Global agenda: The flourish of le Pen

The political Establishment across the Western world is in disarray, as well as being in disbelief.

France's far-right National Front political party leader Marine Le Pen delivers a speech during a political rally in Six-Fours, near Toulon (photo credit: REUTERS)
France's far-right National Front political party leader Marine Le Pen delivers a speech during a political rally in Six-Fours, near Toulon
(photo credit: REUTERS)
This coming Sunday, Marine le Pen’s Front National party is likely to cement the political breakthrough it made last Sunday, when it became France’s most popular political party. If, as is expected, FN wins in at least one, probably two and maybe several provinces, it will become – for the first time – a party of government, rather than mere protest from the margins. True, that will be “only” local government, but it will position le Pen perfectly for the fight for the ultimate prize: to become president of the French Republic in the elections of 2017.
Meanwhile, across the pond, Donald Trump is still leading the polls for the Republican nomination for the presidential election due in less than 11 months. It seems that the more outrageous things Trump says, and the more often he makes outrageous statements, the more his popularity solidifies and grows. The clever people still think that Trump will not win the nomination, let alone the election – but even they have jettisoned absolute words, such as “inconceivable,” “impossible” and “never.”
In short, the political Establishment across the Western world is in disarray, as well as being in disbelief. It is faced with the possibility that many people – perhaps even an entire electorate – will swallow the slogans and wishful thinking behind extremist policies, those which the Establishment labels “impossible,” and that people will vote for candidates who the Establishment regards as unsuited to holding the offices to which they aspire.
Unfortunately, the historical record shows that it is the Establishment view that is wishful thinking. The political success of Hitler’s National Socialists – who never actually won an election but certainly gained considerable support – is only the most lurid example of extremist successes in democratic elections. There are many more, less horrible, much more recent, all around the globe.
But the wishful thinking doesn’t stop there. Donald Trump is plainly unsuited to the post of president, for numerous reasons – but his many supporters can, with frightening ease, turn that argument on its head. Was Barak Obama, a one-term senator with no executive experience of any sort and a very vague program replete with catchy slogans and promises, suited to be president? The answer is that he was not, and a system that allows such an obviously unqualified person to contend and even win is fundamentally flawed.
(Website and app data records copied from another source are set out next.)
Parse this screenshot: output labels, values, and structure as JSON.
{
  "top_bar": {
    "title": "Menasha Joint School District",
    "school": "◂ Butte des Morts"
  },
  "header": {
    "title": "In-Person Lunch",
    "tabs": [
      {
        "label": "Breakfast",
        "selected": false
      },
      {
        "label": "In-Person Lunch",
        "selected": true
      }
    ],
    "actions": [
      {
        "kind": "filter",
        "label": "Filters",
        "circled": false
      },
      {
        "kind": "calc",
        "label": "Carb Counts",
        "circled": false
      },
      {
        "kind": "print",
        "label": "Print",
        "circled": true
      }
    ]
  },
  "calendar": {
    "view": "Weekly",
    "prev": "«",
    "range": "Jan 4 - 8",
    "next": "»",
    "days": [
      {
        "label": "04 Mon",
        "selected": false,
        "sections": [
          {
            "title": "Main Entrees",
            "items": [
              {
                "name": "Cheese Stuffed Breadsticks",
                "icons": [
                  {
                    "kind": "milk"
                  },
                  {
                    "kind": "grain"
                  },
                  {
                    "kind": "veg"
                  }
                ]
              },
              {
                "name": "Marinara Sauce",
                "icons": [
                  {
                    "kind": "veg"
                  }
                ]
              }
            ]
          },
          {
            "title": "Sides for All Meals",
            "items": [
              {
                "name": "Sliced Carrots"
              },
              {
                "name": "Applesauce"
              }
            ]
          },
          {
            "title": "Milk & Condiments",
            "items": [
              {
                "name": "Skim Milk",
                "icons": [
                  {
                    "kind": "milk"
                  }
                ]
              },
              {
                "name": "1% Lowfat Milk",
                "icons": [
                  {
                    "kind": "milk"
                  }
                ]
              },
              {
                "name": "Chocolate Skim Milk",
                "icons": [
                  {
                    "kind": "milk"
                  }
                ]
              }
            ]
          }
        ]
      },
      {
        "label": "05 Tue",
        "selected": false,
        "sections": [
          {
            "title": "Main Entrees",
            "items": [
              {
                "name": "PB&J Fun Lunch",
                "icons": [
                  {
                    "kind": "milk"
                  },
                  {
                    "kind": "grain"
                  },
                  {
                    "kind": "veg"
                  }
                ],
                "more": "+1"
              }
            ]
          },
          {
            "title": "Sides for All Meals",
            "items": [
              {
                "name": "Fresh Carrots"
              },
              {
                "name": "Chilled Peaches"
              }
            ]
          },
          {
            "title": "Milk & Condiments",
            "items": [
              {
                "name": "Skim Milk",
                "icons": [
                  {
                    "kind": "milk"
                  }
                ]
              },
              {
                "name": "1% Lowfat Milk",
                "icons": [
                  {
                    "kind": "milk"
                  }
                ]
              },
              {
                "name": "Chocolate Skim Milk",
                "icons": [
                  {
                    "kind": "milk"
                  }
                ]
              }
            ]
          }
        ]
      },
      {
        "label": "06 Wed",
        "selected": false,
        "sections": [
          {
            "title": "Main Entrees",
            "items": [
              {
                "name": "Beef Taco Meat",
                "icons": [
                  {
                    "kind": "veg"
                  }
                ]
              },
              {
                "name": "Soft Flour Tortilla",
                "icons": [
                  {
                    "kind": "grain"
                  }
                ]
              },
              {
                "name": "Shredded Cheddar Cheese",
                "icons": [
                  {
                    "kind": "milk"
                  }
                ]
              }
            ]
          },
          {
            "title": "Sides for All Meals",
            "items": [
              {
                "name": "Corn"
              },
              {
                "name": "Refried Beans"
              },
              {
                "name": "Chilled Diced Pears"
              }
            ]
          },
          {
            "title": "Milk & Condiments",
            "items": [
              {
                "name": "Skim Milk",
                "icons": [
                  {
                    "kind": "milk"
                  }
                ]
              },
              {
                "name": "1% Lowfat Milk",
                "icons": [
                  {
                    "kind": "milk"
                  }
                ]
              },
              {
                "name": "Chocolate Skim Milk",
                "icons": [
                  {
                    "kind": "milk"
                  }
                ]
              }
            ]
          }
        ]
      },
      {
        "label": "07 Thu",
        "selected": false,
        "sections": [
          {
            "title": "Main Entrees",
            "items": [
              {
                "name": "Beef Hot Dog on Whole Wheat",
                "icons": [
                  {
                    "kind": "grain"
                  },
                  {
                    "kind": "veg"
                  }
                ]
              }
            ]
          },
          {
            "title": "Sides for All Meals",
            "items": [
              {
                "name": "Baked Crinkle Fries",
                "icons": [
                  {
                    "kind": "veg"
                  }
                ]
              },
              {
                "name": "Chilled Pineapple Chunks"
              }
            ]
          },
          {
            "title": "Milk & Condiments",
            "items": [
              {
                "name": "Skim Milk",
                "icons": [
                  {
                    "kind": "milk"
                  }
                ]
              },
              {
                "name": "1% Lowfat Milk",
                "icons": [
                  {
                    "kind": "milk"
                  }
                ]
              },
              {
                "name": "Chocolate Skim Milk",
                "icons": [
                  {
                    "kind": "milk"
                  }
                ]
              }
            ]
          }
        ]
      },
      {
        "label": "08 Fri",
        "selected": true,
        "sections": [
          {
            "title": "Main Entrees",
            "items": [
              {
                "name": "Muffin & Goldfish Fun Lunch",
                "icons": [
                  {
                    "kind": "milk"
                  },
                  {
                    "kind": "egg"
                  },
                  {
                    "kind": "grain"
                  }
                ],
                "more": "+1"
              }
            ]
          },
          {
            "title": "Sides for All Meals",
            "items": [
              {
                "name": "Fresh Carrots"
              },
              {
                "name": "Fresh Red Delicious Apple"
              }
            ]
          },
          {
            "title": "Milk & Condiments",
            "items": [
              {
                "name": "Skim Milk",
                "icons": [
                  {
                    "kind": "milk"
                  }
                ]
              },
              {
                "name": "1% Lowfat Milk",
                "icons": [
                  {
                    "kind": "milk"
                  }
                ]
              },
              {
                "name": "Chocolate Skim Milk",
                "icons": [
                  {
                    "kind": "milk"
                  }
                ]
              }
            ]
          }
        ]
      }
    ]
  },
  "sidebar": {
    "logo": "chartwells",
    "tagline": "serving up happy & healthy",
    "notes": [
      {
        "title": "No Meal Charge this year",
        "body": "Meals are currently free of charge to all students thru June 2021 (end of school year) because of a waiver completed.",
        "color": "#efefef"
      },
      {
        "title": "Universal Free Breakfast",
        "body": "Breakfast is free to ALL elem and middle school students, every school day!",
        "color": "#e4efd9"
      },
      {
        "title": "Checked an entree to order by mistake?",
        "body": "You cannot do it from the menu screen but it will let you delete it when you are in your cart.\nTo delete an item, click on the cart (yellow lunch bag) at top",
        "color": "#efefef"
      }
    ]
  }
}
Le Pen, too, lacks any executive experience – a fact to be considered, irrespective of her views and policies. But in sharp contrast to Trump, she has been in politics a long time and is therefore far better known – for better or for worse. Indeed, le Pen can legitimately claim to be a shining example of how democratic politics is supposed to work. You present your views and, over time, you persuade more and more voters that your views are right and your program offers the best solutions to the problems facing the country. If it takes you many years to do this (it took Menachem Begin eight attempts over 29 years), that merely highlights your commitment to the democratic process.
Furthermore, France is an appalling mess. Most French voters most likely are not au fait with the full details of how miserable their country’s economic performance and prospects are, but they get the general idea. They are acutely aware of how pressing France’s social and ethnic problems are. Most of all, they strongly feel that the political Establishment, in the form of the two main parties or blocs, have not merely tried and failed to deal with the deep-seated problems facing la France; they are largely responsible for creating those problems, and for the most part, their efforts in government have made things worse.
Why, then, should French voters accept the judgment of the Establishment, that Ms. le Pen, her party and her policies are unworkable in practice and intolerable in theory. To very many Frenchmen, what Ms. le Pen says makes sense and, at the least, might be worth a try. This process of estrangement from and disillusionment with the Establishment, and the political parties that represent it, is at work right across Europe. The rise of Trump and of Bernie Sanders confirms that something similar is at work in America, although the American political process and its two-party system operate in a very different way.
In short, the political environment in the developed world is unlike anything seen since the World War II.
The speed with which the old order is unraveling is rising dramatically, and in the past six months it may be said to have gone from second gear to fourth. The implications are far-reaching, but most mainstream analysts and commentators are unwilling or unable to grasp them. The rise of the Front National does not “merely” threaten the EU, although that is far-reaching enough; it also poses a question mark over NATO and the entire geopolitical West vs Russia divide – because Marine le Pen’s natural ally is Putin’s Russia, not the America of Hilary Clinton or even Jeb Bush.
Left even further behind than the political pundits are the mainstream economic analysts. These latter continue to assume that the mega-trends that they grew up on, such as globalization, free flow of trade and capital and the other tenets of liberal economics, are inviolate and will continue to reign supreme. The facts increasingly suggest otherwise – but please don’t confuse us with facts.